In the family, Ram Gopal has openly thrown his weight behind Akhilesh. So has his son Akshay Yadav, Lok Sabha member from Firozabad. Many others are watching from the wings. Shivpal Yadav has used the opportunity to launch his son, Aditya Yadav, as his political heir.
And, Ram Gopal is as suspicious of Amar Singh as Akhilesh is. “This outsider is hell-bent on ruining the party,” Ram Gopal said recently. “He is a villain. He takes undue advantage of Mulayam’s simplicity. He is not even a Samajwadi, then how can he be Mulayamwadi, as he often proclaims?” So, Amar Singh will have to tread carefully, though he is in Mulayam’s good books.
But, throughout the drama, Mulayam has been supportive of his brother and Amar Singh, at the cost of alienating his son. “People do not have any idea of the sacrifices and hard work put in by Shivpal to build the party,” he said. “Akhilesh still has the grouse that Shivpal opposed his candidature for chief ministership. In a CBI case, the government is preparing to send me to jail. Who is supporting me? Amar Singh. Today also one case is there. Who is taking my side? Amar Singh. What we have given him is just a Rajya Sabha seat. Any political party could have sent him to the Rajya Sabha.”

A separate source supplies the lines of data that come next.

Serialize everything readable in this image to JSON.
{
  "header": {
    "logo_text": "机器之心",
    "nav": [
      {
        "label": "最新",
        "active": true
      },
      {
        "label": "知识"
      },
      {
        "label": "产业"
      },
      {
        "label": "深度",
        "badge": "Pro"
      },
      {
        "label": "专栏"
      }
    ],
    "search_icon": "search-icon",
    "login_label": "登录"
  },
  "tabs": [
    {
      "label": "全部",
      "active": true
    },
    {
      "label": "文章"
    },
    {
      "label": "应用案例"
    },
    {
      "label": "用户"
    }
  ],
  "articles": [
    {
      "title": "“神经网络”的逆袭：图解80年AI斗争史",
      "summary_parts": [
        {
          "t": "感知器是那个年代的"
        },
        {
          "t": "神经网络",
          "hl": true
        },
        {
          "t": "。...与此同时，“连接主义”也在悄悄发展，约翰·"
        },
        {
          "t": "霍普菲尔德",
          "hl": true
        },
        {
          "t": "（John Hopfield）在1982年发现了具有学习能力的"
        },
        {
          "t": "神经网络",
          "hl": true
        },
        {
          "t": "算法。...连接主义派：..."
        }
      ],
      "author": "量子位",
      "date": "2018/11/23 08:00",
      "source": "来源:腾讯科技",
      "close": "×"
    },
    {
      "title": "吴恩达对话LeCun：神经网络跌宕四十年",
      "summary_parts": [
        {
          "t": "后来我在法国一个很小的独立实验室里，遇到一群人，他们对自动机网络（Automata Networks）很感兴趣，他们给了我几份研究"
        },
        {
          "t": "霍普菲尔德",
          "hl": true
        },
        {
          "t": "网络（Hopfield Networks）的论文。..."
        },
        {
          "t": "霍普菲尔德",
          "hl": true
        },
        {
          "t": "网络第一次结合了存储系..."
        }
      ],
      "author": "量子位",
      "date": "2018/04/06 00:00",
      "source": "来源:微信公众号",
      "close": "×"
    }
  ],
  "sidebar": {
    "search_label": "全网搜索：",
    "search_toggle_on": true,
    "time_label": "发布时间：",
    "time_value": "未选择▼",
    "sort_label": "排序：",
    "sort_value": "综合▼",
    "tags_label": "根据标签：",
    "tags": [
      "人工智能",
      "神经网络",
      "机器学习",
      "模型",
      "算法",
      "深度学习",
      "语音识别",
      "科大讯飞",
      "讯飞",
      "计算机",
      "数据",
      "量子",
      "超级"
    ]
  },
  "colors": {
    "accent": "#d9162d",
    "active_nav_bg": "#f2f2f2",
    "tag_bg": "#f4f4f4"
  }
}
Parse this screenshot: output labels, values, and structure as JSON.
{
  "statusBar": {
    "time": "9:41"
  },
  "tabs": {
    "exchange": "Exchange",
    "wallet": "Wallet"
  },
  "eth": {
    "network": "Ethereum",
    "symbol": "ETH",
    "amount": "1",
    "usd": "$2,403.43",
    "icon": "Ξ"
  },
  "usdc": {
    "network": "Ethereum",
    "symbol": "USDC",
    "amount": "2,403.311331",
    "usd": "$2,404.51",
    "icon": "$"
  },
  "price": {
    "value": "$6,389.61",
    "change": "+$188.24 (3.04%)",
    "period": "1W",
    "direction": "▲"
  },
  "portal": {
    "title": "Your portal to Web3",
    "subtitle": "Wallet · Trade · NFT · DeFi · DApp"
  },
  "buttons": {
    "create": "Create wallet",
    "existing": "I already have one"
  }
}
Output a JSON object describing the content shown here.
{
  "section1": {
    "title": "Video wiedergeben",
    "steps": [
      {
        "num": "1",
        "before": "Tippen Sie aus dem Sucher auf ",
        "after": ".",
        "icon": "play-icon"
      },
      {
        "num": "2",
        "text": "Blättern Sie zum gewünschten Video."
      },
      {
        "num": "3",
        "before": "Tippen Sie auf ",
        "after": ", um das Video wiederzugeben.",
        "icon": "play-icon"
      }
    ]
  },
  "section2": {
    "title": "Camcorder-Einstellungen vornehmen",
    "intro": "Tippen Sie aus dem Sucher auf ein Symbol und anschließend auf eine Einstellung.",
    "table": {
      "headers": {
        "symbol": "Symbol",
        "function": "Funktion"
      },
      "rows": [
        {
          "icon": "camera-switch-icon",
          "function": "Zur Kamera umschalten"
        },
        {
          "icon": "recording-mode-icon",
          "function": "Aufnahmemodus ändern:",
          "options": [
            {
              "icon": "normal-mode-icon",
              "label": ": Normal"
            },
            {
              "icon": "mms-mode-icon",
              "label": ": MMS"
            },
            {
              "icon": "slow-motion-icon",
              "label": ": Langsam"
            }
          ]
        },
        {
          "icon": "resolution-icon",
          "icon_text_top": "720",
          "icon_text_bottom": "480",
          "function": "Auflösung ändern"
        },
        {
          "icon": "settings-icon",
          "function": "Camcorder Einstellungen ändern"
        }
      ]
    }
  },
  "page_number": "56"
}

Akhilesh has calmed down for now. Obviously, he does not want to muddy the waters any further, especially ahead of the polls. “I am not a player who scores self-goals,” he said. “I have played many games, including cricket and soccer. Politics is not a game. It is serious business. And, along with politics, I have shown that I have worked, too.”